Does the project budget include expenses for important social issues?


For example, does the budget include resources for the identification of vulnerable/marginal groups, carrying out participation processes, dealing with land conflicts and complaints?



Warning signs

Benefits are linked to different conditions, indicating that persons who expect gains will risk missing out unless they find ways to claim that the conditions were indeed met.


For example conditions could be that participants need to be property owners and/or with secure land access, trees have to grow at a certain speed, or remain standing for 20 years. Conditions always present a stress and a risk of exclusion, which invites deceptive practices. They must be very carefully considered and fair to people participating.


Large cash payments to individuals are planned in order to convince them to join the programme.


If it is a useful project that is adapted to people’s ongoing livelihoods, it will often pick up through no or smaller incentives such as simple equipment or free training, and then spread organically.
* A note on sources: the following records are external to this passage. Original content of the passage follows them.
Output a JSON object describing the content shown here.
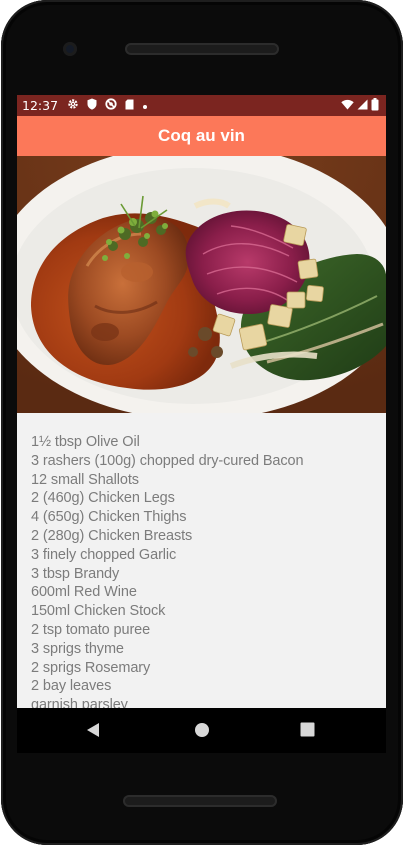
{
  "status_bar": {
    "time": "12:37",
    "left_icons": [
      "gear-icon",
      "shield-icon",
      "block-icon",
      "sd-card-icon",
      "dot-icon"
    ],
    "right_icons": [
      "wifi-icon",
      "signal-icon",
      "battery-icon"
    ]
  },
  "app_bar": {
    "title": "Coq au vin"
  },
  "hero_image": {
    "subject": "coq-au-vin-dish-photo"
  },
  "ingredients": [
    "1½ tbsp Olive Oil",
    "3 rashers (100g) chopped dry-cured Bacon",
    "12 small Shallots",
    "2 (460g) Chicken Legs",
    "4 (650g) Chicken Thighs",
    "2 (280g) Chicken Breasts",
    "3 finely chopped Garlic",
    "3 tbsp Brandy",
    "600ml Red Wine",
    "150ml Chicken Stock",
    "2 tsp tomato puree",
    "3 sprigs thyme",
    "2 sprigs Rosemary",
    "2 bay leaves",
    "garnish parsley"
  ],
  "nav_bar": {
    "buttons": [
      "back-icon",
      "home-icon",
      "recents-icon"
    ]
  },
  "colors": {
    "status_bar": "#7b2520",
    "app_bar": "#fc7859",
    "content_bg": "#f2f2f2",
    "ingredient_text": "#7c7c7c"
  }
}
Large payments to certain individuals in a community are likely to cause jealousy, accusations of corruption and various other local conflicts.


Evaluations will only look at quantitative measures (such as number of trees planted or number of farmers enrolled) and not investigate impacts based on interviews with different groups in the local community about how they experience the benefits and challenges with the project.


Such figures frequently hide local concerns and especially from marginal groups who may need to be actively sought up and interviewed by staff trained for this purpose.